Once you settle on an Internet enabled word processor you'll need a way of creating and inserting chess diagrams into your documents.  I've indicated that both Google Docs and Evernote allow you to simply drag and drop images from a web page onto your documents.  However, in many cases you'll need to create your own diagrams from your own games and experiences.  

You can certainly create chess diagrams using desktop chess software, but what if the machine you're using doesn't have chess software installed? Ideally you can create diagrams online while working with tools like Evernote and Google's Documents. Fortunately there many sites which offer online chess diagram creation services with more or less the same types of features.  Simply do a Google search for "Chess Diagram" to find such tools.  Naturally I favor my own, - a free service which offers high quality diagrams with support for square highlighting and multiple diagram sizes. 

The benefits of creating and maintaining your chess notes online are indeed numerous.

1) Services like Google and Evernote are considerably less likely to lose your notes than you would be by simply storing them on your laptop or desktop  computer. The reason for this comes down to a sophisticated computer process known as replication.
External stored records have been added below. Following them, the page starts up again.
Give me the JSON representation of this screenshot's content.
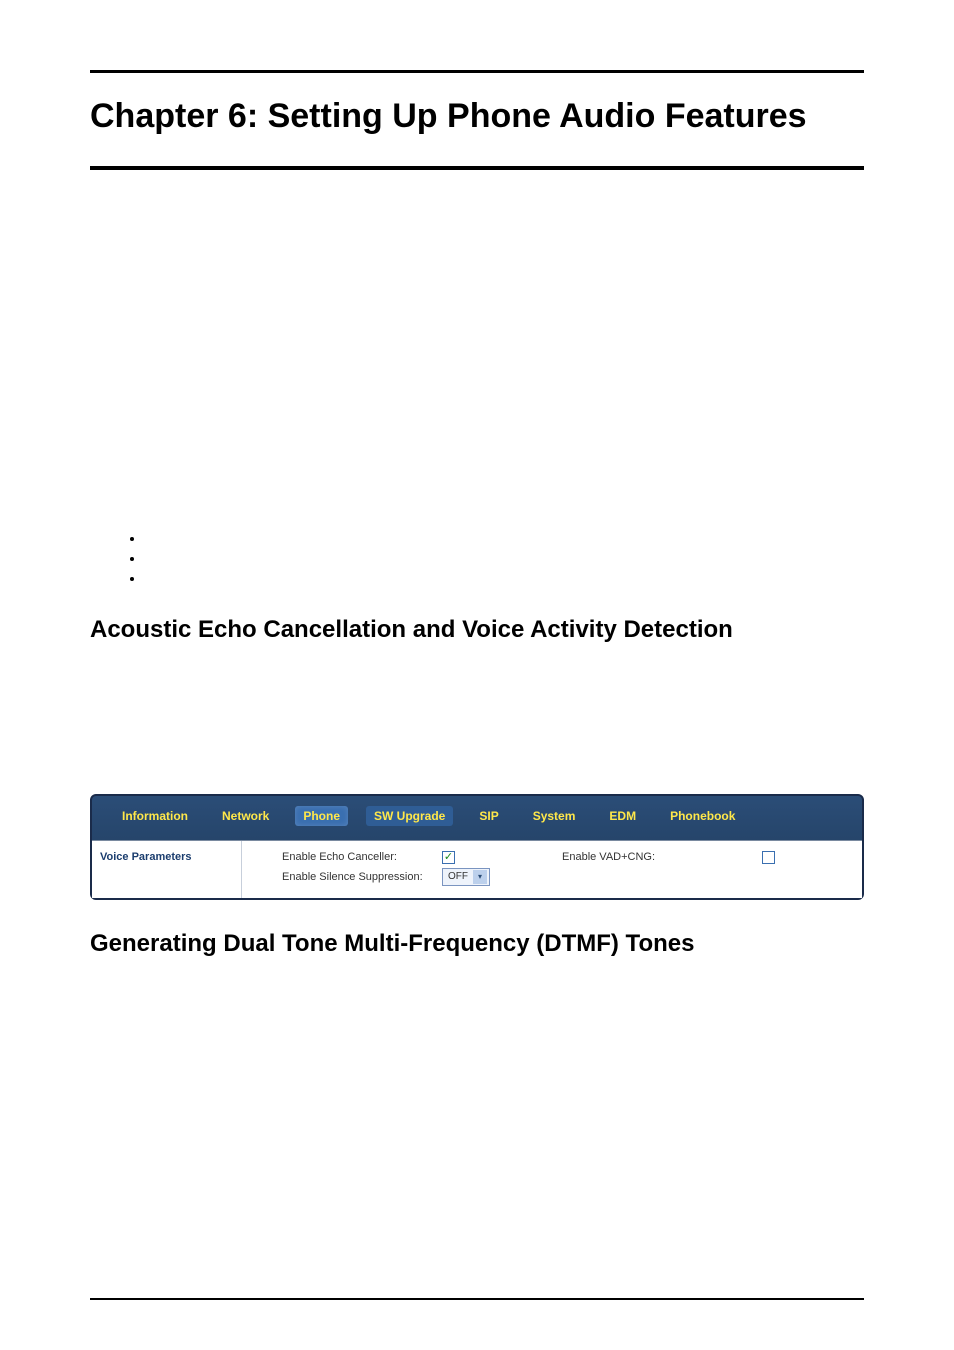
{
  "chapter_title": "Chapter 6: Setting Up Phone Audio Features",
  "bullets": [
    "",
    "",
    ""
  ],
  "section_aec_vad": "Acoustic Echo Cancellation and Voice Activity Detection",
  "section_dtmf": "Generating Dual Tone Multi-Frequency (DTMF) Tones",
  "ui": {
    "tabs": {
      "information": "Information",
      "network": "Network",
      "phone": "Phone",
      "sw_upgrade": "SW Upgrade",
      "sip": "SIP",
      "system": "System",
      "edm": "EDM",
      "phonebook": "Phonebook"
    },
    "side": "Voice Parameters",
    "form": {
      "echo_label": "Enable Echo Canceller:",
      "echo_checked": true,
      "vad_label": "Enable VAD+CNG:",
      "vad_checked": false,
      "silence_label": "Enable Silence Suppression:",
      "silence_value": "OFF"
    }
  }
}
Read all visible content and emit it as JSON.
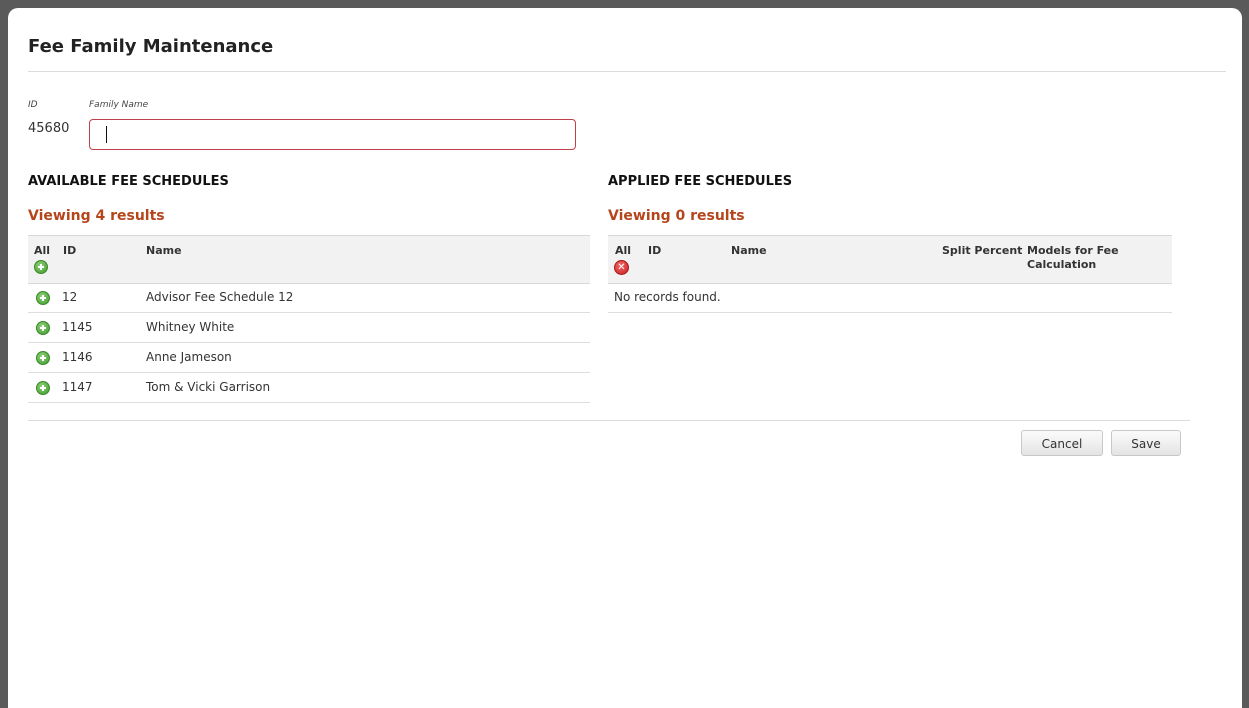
{
  "dialog": {
    "title": "Fee Family Maintenance"
  },
  "form": {
    "id_label": "ID",
    "id_value": "45680",
    "family_name_label": "Family Name",
    "family_name_value": "",
    "accent_color": "#c0404a"
  },
  "available": {
    "section_title": "AVAILABLE FEE SCHEDULES",
    "viewing_text": "Viewing 4 results",
    "columns": {
      "all": "All",
      "id": "ID",
      "name": "Name"
    },
    "add_icon": "add-circle-icon",
    "rows": [
      {
        "id": "12",
        "name": "Advisor Fee Schedule 12"
      },
      {
        "id": "1145",
        "name": "Whitney White"
      },
      {
        "id": "1146",
        "name": "Anne Jameson"
      },
      {
        "id": "1147",
        "name": "Tom & Vicki Garrison"
      }
    ]
  },
  "applied": {
    "section_title": "APPLIED FEE SCHEDULES",
    "viewing_text": "Viewing 0 results",
    "columns": {
      "all": "All",
      "id": "ID",
      "name": "Name",
      "split_percent": "Split Percent",
      "models": "Models for Fee Calculation"
    },
    "remove_icon": "remove-circle-icon",
    "empty_text": "No records found."
  },
  "actions": {
    "cancel_label": "Cancel",
    "save_label": "Save"
  },
  "colors": {
    "viewing_text": "#b5451b",
    "add_icon": "#3f9a2c",
    "remove_icon": "#c81e1e"
  }
}
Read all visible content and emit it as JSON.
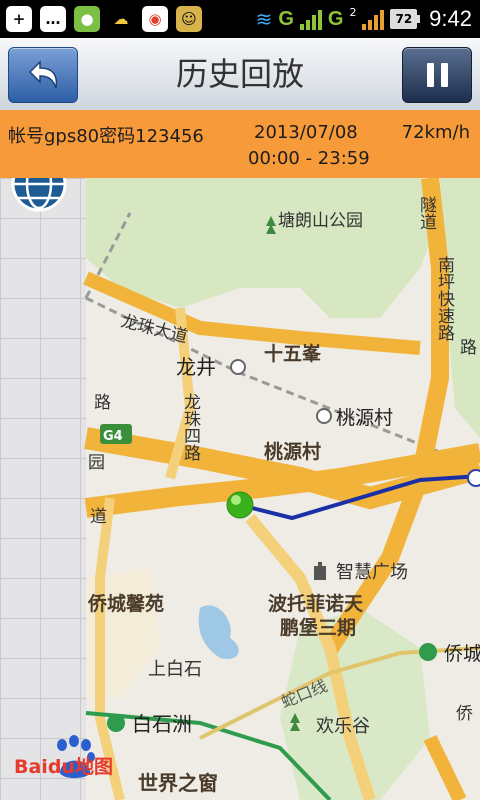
{
  "status_bar": {
    "left_icons": [
      "add-notification-icon",
      "chat-icon",
      "microphone-icon",
      "weather-icon",
      "browser-icon",
      "app-robot-icon"
    ],
    "network1": "G",
    "network2": "G",
    "sim2_label": "2",
    "battery": "72",
    "time": "9:42"
  },
  "header": {
    "title": "历史回放",
    "back_icon": "back-arrow-icon",
    "pause_icon": "pause-icon"
  },
  "info": {
    "account": "帐号gps80密码123456",
    "date": "2013/07/08",
    "speed": "72km/h",
    "time_range": "00:00 - 23:59"
  },
  "map": {
    "labels": {
      "longzhu_ave": "龙珠大道",
      "longzhu_4": "龙珠四路",
      "longjing": "龙井",
      "shiwufeng": "十五峯",
      "taoyuancun_station": "桃源村",
      "taoyuancun_area": "桃源村",
      "tanglangshan": "塘朗山公园",
      "nanping": "南坪快速路",
      "tunnel": "隧道",
      "road_lu": "路",
      "g4": "G4",
      "zhihui": "智慧广场",
      "qiaocheng_xinyuan": "侨城馨苑",
      "bosuofeinuotian": "波托菲诺天",
      "pengbaosanqi": "鹏堡三期",
      "qiaocheng": "侨城",
      "shangbaishi": "上白石",
      "baishizhou": "白石洲",
      "shekou_line": "蛇口线",
      "huanlegu": "欢乐谷",
      "shijiezhichuang": "世界之窗",
      "road_dao": "道",
      "road_yuan": "园",
      "qiao": "侨",
      "road_fragment": "路"
    },
    "baidu_logo": "Baidu地图",
    "colors": {
      "route": "#1b2fa6",
      "highway": "#f1b33a",
      "metro": "#2e9c4c",
      "start_marker": "#3ab01d",
      "park": "#cfe3b6"
    }
  }
}
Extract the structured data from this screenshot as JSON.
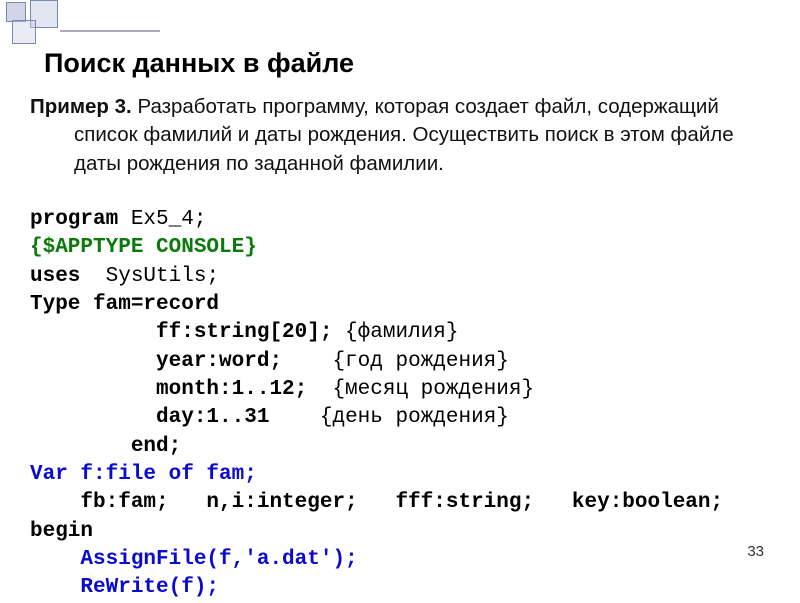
{
  "title": "Поиск данных в файле",
  "desc_label": "Пример 3.",
  "desc_text": " Разработать программу, которая создает файл, содержащий список фамилий и даты рождения. Осуществить поиск в этом файле даты рождения по заданной фамилии.",
  "code": {
    "l1a": "program",
    "l1b": " Ex5_4;",
    "l2": "{$APPTYPE CONSOLE}",
    "l3a": "uses",
    "l3b": "  SysUtils;",
    "l4a": "Type fam=record",
    "l5a": "          ff:string[20];",
    "l5c": " {фамилия}",
    "l6a": "          year:word;",
    "l6c": "    {год рождения}",
    "l7a": "          month:1..12;",
    "l7c": "  {месяц рождения}",
    "l8a": "          day:1..31",
    "l8c": "    {день рождения}",
    "l9": "        end;",
    "l10": "Var f:file of fam;",
    "l11": "    fb:fam;   n,i:integer;   fff:string;   key:boolean;",
    "l12": "begin",
    "l13": "    AssignFile(f,'a.dat');",
    "l14": "    ReWrite(f);"
  },
  "pagenum": "33"
}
Both Evernote and especially Google store (replicate) your data onto multiple backup systems.
S) storing your notes online allows you to access them from any computer (of device such as your mobile phone)
3) This method of maintaining your chess notes is ideal for use with the new generation of netbooks - those 200 dollar mini laptops with Internet access.

To learn more about the services featured in this article visit:


Hey, thanks for all the hints.

So the 40MB on Evernote is per month?  That's more than I'd need, that's for sure.

I keep a chess notebook, but so far I've been doing it the hard way, with a spiral-bound notebook, pasted in diagrams, and handwritten notes.  I usually just keep notes on the transition between the middle and endgame of my games, because that's where I have the most trouble.

I'll have to give this a try.



Will install evernote for my iPod Touch and tell you how it goes 



(I'm currently doing it the old-fashion way)


I've a pretty neat home-grown html+javascript solution based off Jeremy Ruston's Tiddlywiki.

Really simple and easy to use and you can carry this journal in your thumb-drive wherever you go.

Message me and I'll email you a zip file.


Thanks for this.




This is a great help.  What if I wanted to embed a playable widget, so that a student could walk through a series of moves?  I can attach a single position, which is great, but what if I wanted to show a final position, and let the user step through the moves that got him to this position?


Would be especially nice if it were a built-in feature in  Would like to make a couple private notes on each game, like what I learned from mistakes and missed opportunities.


I've uploaded it (my Tiddlywiki chess journal) to as a freebie download